Levitating cells, gender and pain, the high price of living longer and our gut response to antibiotics. This week in Abstract Science.
(Nature, 6/29/2015, Moheb Costandi)
A surprising biological divide discovered in mice could explain why so many of those experimental pain compounds fail in clinical trials. The study, conducted by the University of Alabama and McGill University, found that the microglia—central nervous system cells that function as macrophages—operate differently in males and females. The findings appeared this week in the journal Nature Neuroscience. In research models designed to induce pain, three different drugs that inhibit microglia function reversed pain sensitization in male mice but not in female mice. Whether the murine results apply to humans is not known, but the study does stress the importance of including equal numbers of men and women in such studies, pain experts noted.
(Science, 6/29/2015, Kelly Servick)
Bioengineers and geneticists have designed a device that could be a game changer in the study of cell behavior. The Stanford University team devised a magnetic field capable of suspending a single living cell between magnets and measuring its density based on how high it floats. Findings describing the levitating cells appeared this week in the Proceedings of the National Academy of Sciences, and immediately created a buzz.
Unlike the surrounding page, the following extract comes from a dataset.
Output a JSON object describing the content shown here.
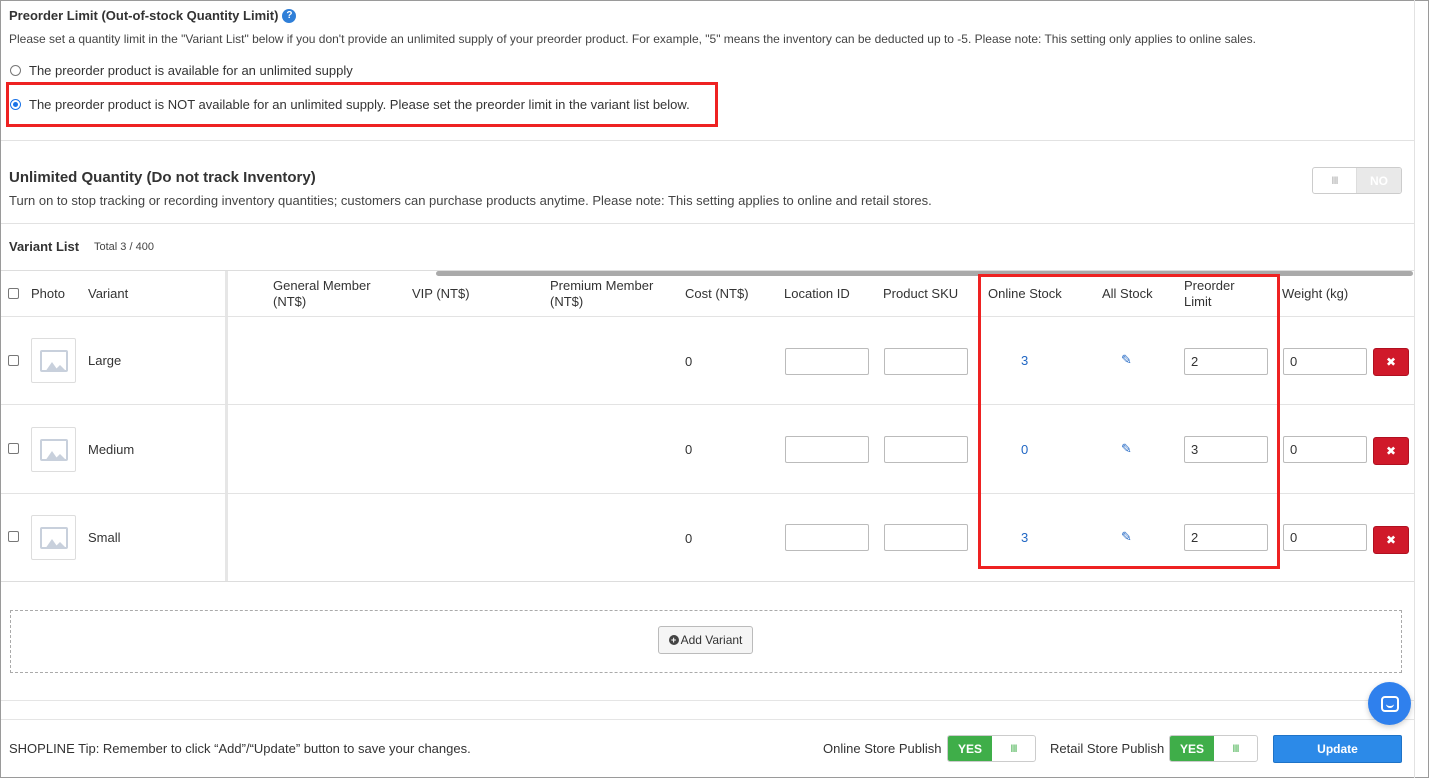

Scientists say the work could help to distinguish cancerous cells from healthy ones or measure how cells change when exposed to drugs.
(The Scientist, 6/30/2015, Anna Azolinsky)
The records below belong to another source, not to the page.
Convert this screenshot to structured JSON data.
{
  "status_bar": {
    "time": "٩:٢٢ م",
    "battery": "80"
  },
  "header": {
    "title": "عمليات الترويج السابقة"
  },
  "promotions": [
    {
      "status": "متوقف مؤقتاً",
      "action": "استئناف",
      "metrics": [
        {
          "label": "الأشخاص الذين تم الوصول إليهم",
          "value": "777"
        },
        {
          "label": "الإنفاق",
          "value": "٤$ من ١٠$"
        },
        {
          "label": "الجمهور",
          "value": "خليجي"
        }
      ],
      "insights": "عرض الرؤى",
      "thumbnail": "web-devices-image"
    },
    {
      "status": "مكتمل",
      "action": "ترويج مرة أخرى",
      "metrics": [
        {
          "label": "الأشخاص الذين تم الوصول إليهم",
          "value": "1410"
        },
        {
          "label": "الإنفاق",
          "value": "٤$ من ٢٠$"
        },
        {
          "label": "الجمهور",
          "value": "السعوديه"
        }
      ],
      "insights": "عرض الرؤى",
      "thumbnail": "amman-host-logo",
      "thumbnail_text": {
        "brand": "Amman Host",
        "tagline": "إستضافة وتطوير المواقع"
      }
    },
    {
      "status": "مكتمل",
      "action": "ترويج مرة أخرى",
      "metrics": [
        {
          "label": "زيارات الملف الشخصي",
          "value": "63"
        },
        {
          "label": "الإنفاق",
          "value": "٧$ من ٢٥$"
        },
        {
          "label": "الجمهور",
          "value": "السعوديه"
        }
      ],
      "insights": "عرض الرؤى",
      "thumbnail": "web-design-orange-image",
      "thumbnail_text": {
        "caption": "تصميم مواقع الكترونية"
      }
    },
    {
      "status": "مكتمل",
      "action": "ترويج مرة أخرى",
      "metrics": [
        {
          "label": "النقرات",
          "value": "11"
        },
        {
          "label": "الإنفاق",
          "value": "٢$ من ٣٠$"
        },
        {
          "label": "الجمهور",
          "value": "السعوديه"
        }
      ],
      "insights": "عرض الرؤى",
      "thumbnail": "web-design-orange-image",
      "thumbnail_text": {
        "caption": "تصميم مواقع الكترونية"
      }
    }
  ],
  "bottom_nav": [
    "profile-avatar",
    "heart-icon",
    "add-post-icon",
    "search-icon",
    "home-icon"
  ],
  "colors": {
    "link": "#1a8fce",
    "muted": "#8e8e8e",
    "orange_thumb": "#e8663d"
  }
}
Scientists had already shown that it was possible to fatten baby male mice by simply giving their pregnant and nursing mothers low doses of penicillin. Now, new findings appearing this week in Nature Communications suggest that even short pulses of widely used antibiotics can lead to long-term development changes in mouse pups, including increased body mass and bone growth and changes to the gut microbiota. To reach this conclusion, researchers alternated doses of amoxicillin, the number one prescribed pediatric antibiotic and tylosin, then fed mice a high-fat diet several days after treatment. The tylosin resulted in changes to gut microbes that lasted for several months, while amoxicillin treatment led to shorter-term changes that only lasted a week.
(The Washington Post, 6/30/2015, Ana Swanson)
Last week’s Supreme Court ruling upholding Obamacare represented a major victory for advocates of the Affordable Care Act, but much more needs to be done to make sure patients can afford the treatment they need, advocates say. A Washington Post article notes, for instance, that even those with good health insurance are facing financial hardship. Citing a drug pricing research firm, the article noted that the combined prices for brand, generic and specialty drugs rose 10.9% in 2014 compared to 2013, and that the number of Americans taking expensive prescription drugs for life-threatening diseases like lupus, HIV, cancer and hepatitis C has been rising quickly. Last year, 576,000 Americans took at least $50,000 worth of prescription drugs, up from only 352,000 the year before, according Express Scripts.
—Compiled by Senior Scientific Writer Regina McEnery